2020 has been exhausting, hasn’t it?
Protests and pandemics; Murder hornets and threats of war. Hell, we’re barely into hurricane season, and every time I see a breaking news alert on TV now I sigh and think to myself, “WTF now?” Certainly, it’s been incredible to see how these calls to act against injustice have mobilized the nation. But it’s upsetting and draining and I can’t even watch the news anymore. There’s that undeniable frustration when it feels like marching for a cause never seems to lead to concrete results. The forces that put these injustices into place feel so monolithic redundant take out it almost feels like there’s no point to protest anymore.

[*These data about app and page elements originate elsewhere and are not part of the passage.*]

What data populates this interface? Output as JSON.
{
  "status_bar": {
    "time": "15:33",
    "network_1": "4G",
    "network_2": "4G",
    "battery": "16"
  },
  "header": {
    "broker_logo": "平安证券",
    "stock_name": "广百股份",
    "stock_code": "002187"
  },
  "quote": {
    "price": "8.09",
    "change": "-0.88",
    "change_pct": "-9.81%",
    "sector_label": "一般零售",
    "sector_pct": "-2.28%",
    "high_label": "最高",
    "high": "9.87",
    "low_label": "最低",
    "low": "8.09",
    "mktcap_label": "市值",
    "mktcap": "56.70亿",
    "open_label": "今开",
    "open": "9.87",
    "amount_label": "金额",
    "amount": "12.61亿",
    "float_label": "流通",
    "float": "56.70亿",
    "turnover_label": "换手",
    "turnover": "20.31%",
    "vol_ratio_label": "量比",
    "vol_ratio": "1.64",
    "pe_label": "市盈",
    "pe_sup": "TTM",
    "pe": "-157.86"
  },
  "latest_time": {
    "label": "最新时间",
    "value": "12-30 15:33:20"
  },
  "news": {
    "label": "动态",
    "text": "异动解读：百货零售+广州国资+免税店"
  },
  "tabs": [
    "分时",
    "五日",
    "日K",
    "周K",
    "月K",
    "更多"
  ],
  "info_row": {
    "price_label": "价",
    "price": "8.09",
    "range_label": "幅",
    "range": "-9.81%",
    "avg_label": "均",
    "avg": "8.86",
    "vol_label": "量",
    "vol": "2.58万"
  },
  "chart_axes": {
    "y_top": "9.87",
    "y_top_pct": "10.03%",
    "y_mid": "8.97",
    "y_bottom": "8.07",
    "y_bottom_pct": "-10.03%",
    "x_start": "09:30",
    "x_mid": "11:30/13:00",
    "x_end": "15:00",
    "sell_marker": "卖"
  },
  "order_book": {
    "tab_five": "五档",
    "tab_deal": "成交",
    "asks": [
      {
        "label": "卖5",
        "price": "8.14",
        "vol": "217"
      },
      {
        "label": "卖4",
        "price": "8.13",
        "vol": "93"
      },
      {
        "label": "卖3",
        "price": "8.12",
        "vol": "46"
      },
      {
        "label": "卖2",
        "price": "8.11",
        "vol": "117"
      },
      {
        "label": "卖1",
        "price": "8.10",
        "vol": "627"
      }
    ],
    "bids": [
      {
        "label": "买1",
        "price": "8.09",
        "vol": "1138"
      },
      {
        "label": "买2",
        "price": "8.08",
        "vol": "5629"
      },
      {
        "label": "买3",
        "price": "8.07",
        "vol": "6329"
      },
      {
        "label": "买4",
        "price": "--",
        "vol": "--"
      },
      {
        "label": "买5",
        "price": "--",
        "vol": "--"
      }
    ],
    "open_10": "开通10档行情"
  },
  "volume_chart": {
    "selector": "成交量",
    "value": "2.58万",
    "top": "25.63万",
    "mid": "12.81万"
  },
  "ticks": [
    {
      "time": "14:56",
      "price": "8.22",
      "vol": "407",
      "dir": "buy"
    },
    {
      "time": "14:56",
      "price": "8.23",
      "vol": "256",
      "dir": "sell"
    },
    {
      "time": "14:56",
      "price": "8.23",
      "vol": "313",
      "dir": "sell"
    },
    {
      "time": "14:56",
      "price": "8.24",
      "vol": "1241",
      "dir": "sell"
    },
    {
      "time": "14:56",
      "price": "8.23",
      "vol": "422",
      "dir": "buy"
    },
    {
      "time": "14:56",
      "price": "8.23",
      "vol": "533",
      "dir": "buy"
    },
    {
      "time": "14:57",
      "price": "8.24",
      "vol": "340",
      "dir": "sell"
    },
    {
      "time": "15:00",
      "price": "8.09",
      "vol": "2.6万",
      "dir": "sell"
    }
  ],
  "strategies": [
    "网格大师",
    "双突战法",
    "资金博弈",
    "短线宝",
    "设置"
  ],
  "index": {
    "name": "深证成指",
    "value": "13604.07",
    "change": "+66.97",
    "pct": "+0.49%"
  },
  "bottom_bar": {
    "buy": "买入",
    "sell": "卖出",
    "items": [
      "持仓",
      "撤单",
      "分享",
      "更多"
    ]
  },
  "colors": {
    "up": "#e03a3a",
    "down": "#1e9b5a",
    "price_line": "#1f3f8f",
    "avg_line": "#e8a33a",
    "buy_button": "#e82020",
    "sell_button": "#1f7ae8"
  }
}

It’s normal to feel overwhelmed by the unrelenting negativity. Fighting for so long can leave one feeling numb, lost, or even hopeless, leaving one in a state psychologists sometimes call “crisis fatigue.” On a biochemical level, the physical drain of all this stress is well understood. Cortisol, a hormone that amps up your body for fight or flight responses, is perfect for those short bursts of stress that our ancestors felt when being chased by lions. But our bodies are maladapted to the constant weeks- to months-long pressure we put ourselves through when we protest without success. The constant barrage of negativity puts us into a chronic high-cortisol state, resulting in anxiety, insomnia, weight gain, decreased immunity, and even bone loss. In the face of all this, can you blame someone for throwing up their hands and giving up? The protest burn-out seems inevitable. Expending the time and energy to march on the streets results in pictures in headlines and history books, but there’s little point in risking so much when each day seems to accomplish so little. Finding ways of staying in the fight outside of the streets will be critical to maintaining momentum.
To that end, it’s essential that we as activists form strategies to enact change that are more sustainable. A recent collaboration between social activists, artists, and organizers within BLM and the LGBTQ community recently culminated in the publication of “The 26 Ways to be in the Struggle Beyond the Streets.” The open letter acknowledges how difficult it is to march every day. Instead, it offers suggestions like preparing meals for people who are marching or circulating news and visuals of protests so they can reach a wider audience. The group also suggests spending volunteer hours engaging in gatherings or recruitment drives to build engagement in your own community. By building toward structural changes within the populace, we can build a larger base of support and help form a coalition with an even wider scope, which can help mitigate the cost of manpower for future protests. But more than all of that, I’d like to highlight the final suggestion and urge you to remember that self-care and patience underpins this entire fight. While it may feel like you’re not out there solving problems, just being someone who cares about what happens in the world is important and valuable because you can have an impact on those immediately around you. You can shift the conversation in the interactions that you have on a daily basis from one of confrontation to one that acknowledges and reframes through understanding. Anyone who has a crazy uncle or racist grandmother knows that this feels impossible. But in acting as a force of positivity and change in your personal connections, you act to change the world. This takes emotional energy. This is why it’s so important to take the time to take care of yourself, because it’s when you’re low on energy that these interactions go out the window. Take breaks. Forgive yourself for not doing more. Practice self-care. Don’t lose that empathy, that hope, because we need it now more than ever. By taking those steps, you ensure that you remain in the kind of mentally healthy headspace that enables one to care for others.